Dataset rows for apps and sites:
----------

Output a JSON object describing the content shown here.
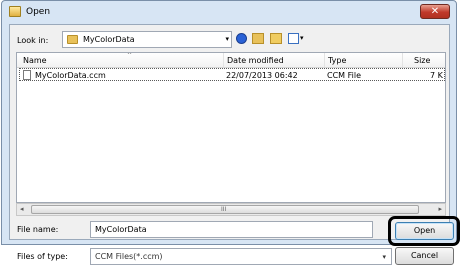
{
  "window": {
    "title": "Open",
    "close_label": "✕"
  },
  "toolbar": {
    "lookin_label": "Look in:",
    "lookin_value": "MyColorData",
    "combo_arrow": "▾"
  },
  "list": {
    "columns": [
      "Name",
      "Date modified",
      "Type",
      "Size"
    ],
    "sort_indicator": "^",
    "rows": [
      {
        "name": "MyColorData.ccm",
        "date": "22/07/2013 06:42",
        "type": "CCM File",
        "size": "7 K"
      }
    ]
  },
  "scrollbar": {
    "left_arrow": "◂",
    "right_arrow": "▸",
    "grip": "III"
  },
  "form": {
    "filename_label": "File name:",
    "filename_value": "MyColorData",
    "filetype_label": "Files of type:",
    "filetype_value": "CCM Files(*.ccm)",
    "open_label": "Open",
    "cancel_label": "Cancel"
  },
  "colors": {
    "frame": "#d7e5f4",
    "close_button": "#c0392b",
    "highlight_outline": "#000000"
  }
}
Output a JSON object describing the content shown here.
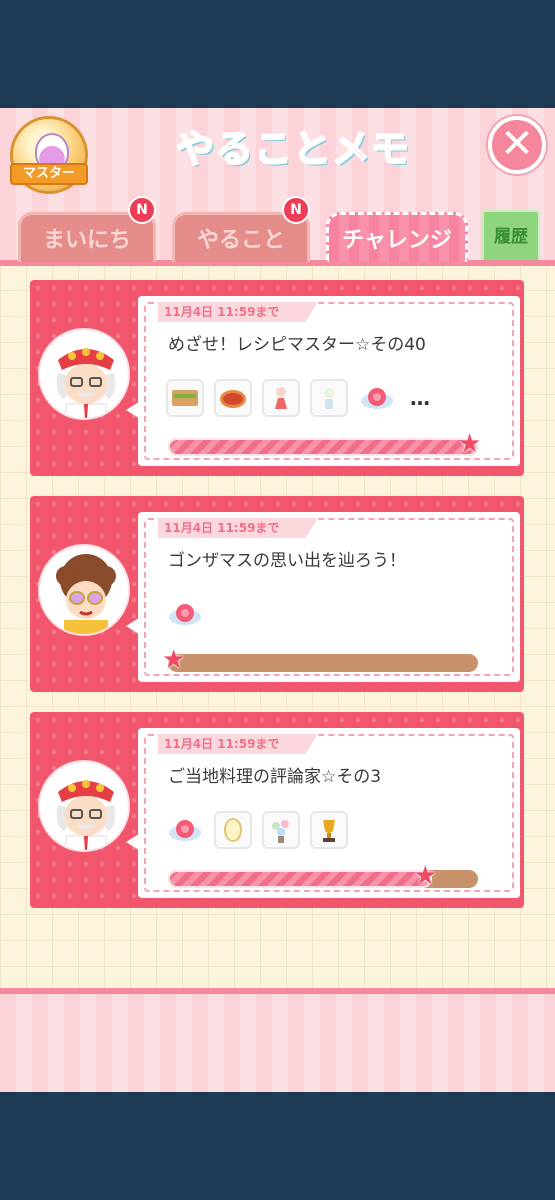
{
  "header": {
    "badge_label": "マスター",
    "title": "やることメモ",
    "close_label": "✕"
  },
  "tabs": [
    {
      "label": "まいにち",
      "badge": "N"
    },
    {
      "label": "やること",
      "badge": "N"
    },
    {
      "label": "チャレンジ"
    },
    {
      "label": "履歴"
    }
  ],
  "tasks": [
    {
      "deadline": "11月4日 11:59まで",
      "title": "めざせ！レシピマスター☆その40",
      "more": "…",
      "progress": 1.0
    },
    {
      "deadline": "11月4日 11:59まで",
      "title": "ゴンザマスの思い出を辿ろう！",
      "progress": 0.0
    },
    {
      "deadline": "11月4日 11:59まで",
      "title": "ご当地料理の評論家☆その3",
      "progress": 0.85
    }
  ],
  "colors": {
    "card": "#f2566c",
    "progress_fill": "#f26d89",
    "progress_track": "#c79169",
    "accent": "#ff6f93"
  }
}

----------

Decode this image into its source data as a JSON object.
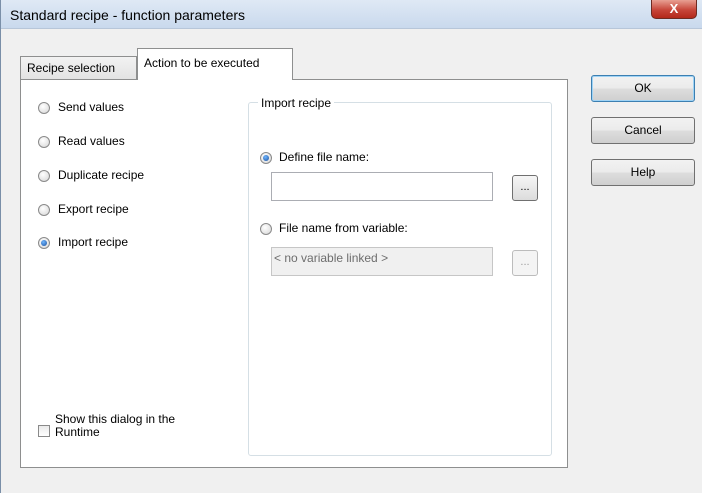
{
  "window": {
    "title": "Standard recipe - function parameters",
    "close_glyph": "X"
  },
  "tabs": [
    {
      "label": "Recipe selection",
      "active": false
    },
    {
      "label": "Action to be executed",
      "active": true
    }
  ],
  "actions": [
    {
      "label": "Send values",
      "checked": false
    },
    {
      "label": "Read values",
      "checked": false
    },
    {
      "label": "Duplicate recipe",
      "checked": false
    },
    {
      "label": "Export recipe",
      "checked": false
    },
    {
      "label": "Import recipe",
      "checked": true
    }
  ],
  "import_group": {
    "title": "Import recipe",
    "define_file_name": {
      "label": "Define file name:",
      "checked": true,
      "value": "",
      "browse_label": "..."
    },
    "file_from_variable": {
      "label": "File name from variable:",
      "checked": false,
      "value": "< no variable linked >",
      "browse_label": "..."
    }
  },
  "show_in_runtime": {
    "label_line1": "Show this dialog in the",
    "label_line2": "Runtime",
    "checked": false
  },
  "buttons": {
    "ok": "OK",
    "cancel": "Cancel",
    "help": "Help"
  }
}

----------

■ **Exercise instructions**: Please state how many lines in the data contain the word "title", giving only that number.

■ **Output for this exercise**: 7